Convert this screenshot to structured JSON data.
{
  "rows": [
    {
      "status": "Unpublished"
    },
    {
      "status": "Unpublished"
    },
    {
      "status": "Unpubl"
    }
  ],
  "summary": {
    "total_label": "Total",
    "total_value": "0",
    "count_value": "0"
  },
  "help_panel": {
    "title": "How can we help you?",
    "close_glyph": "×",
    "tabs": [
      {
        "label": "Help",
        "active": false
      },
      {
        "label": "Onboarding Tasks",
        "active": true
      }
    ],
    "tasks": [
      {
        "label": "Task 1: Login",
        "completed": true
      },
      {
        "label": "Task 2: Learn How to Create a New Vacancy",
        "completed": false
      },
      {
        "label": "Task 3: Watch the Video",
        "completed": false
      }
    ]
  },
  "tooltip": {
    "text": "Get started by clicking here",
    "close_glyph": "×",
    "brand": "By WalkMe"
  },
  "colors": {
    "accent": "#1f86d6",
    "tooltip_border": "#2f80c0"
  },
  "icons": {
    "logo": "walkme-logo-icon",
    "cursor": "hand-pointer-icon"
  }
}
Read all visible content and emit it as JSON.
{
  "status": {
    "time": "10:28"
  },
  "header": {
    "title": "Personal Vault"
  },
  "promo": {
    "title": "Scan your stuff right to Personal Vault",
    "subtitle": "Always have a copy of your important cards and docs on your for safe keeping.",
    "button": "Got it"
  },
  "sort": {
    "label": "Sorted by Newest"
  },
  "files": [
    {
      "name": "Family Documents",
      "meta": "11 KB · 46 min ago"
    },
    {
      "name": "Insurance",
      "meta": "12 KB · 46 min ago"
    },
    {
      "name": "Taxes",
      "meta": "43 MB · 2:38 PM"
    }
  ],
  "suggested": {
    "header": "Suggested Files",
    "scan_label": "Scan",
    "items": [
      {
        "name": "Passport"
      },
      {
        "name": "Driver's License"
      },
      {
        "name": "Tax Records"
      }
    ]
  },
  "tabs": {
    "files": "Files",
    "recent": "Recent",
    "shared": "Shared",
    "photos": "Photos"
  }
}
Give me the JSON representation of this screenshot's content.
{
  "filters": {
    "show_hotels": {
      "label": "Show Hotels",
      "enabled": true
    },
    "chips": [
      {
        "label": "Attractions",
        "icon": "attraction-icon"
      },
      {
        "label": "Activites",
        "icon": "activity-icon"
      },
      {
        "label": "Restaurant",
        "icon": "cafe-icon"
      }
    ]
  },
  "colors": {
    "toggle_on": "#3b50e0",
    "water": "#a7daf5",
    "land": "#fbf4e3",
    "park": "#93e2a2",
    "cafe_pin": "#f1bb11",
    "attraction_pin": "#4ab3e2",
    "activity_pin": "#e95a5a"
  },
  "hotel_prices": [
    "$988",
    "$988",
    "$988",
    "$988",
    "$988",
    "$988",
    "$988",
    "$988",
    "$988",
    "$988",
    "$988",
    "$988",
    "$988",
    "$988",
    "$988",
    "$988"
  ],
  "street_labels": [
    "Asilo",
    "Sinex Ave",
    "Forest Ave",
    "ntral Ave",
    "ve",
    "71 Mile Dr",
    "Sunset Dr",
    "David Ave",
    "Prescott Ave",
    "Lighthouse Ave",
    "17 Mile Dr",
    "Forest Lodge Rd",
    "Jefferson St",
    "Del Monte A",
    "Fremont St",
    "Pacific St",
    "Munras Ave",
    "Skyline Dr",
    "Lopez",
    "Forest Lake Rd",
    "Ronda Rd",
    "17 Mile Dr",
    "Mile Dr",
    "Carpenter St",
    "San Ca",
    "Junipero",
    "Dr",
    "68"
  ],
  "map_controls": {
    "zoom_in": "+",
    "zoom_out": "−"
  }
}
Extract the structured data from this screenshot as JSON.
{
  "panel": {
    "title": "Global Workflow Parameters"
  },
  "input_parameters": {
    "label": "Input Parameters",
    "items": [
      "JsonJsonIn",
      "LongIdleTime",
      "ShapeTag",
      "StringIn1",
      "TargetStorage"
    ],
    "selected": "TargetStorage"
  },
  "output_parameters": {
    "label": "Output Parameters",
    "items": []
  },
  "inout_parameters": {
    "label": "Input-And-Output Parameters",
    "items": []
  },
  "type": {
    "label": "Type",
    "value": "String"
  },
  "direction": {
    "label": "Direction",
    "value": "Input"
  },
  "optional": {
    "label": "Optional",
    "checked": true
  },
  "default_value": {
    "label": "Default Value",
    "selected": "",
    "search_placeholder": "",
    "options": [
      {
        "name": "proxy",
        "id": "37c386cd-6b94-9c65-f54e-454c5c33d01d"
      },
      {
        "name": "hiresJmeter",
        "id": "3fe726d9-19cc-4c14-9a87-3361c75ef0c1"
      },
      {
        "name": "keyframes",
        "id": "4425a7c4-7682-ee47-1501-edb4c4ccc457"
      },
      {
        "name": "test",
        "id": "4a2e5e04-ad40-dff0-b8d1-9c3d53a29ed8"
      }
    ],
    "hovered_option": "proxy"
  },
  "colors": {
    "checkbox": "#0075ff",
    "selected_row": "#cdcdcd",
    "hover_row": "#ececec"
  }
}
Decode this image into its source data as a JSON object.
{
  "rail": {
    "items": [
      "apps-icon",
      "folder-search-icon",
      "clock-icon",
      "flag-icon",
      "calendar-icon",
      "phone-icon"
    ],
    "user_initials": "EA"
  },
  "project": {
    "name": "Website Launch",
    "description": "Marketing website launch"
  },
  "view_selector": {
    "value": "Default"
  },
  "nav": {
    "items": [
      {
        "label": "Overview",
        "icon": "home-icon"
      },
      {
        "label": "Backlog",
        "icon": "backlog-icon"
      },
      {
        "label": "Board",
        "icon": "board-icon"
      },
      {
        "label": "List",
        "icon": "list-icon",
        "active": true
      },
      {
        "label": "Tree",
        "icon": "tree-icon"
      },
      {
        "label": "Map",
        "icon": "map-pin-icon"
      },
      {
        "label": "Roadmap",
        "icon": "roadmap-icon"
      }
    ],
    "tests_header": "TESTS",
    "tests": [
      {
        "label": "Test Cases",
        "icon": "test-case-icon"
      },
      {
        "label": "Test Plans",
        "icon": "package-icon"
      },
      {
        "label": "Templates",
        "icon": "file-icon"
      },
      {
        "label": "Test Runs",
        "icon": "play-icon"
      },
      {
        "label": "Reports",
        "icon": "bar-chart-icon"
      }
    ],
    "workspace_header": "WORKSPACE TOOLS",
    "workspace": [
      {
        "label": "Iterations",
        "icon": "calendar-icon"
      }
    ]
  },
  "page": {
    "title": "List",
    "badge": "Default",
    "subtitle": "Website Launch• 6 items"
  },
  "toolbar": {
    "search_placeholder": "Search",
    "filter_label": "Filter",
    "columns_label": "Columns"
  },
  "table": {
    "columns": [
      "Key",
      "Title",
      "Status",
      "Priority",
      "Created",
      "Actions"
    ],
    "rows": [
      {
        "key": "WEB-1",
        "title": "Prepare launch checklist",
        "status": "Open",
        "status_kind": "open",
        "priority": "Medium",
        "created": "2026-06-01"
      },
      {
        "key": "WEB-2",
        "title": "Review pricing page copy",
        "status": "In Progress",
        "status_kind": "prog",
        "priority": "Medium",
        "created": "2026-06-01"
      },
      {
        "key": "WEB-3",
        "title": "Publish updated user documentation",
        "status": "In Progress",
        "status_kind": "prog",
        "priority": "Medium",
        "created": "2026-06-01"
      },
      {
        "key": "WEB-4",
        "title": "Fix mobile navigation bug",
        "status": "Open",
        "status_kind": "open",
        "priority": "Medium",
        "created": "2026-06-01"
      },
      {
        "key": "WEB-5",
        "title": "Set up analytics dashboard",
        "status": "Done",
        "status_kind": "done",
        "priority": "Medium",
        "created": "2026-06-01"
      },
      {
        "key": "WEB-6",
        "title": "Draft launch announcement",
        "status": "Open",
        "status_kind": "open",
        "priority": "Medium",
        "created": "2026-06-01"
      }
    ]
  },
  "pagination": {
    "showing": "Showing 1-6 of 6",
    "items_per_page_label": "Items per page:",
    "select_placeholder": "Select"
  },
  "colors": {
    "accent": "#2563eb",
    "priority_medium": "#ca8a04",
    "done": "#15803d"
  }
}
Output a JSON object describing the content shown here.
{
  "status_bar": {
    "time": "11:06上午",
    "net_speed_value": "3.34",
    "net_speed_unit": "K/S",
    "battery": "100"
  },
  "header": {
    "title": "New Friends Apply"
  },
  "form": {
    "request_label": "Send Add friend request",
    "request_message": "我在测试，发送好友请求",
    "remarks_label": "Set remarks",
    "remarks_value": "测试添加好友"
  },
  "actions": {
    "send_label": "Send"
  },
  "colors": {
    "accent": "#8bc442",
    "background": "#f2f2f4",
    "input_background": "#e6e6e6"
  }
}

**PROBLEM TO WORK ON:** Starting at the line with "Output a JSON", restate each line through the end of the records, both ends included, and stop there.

**WRITTEN RESPONSE:**
Output a JSON object describing the content shown here.
{
  "status_bar": {
    "time": "11:06上午",
    "net_speed_value": "3.34",
    "net_speed_unit": "K/S",
    "battery": "100"
  },
  "header": {
    "title": "New Friends Apply"
  },
  "form": {
    "request_label": "Send Add friend request",
    "request_message": "我在测试，发送好友请求",
    "remarks_label": "Set remarks",
    "remarks_value": "测试添加好友"
  },
  "actions": {
    "send_label": "Send"
  },
  "colors": {
    "accent": "#8bc442",
    "background": "#f2f2f4",
    "input_background": "#e6e6e6"
  }
}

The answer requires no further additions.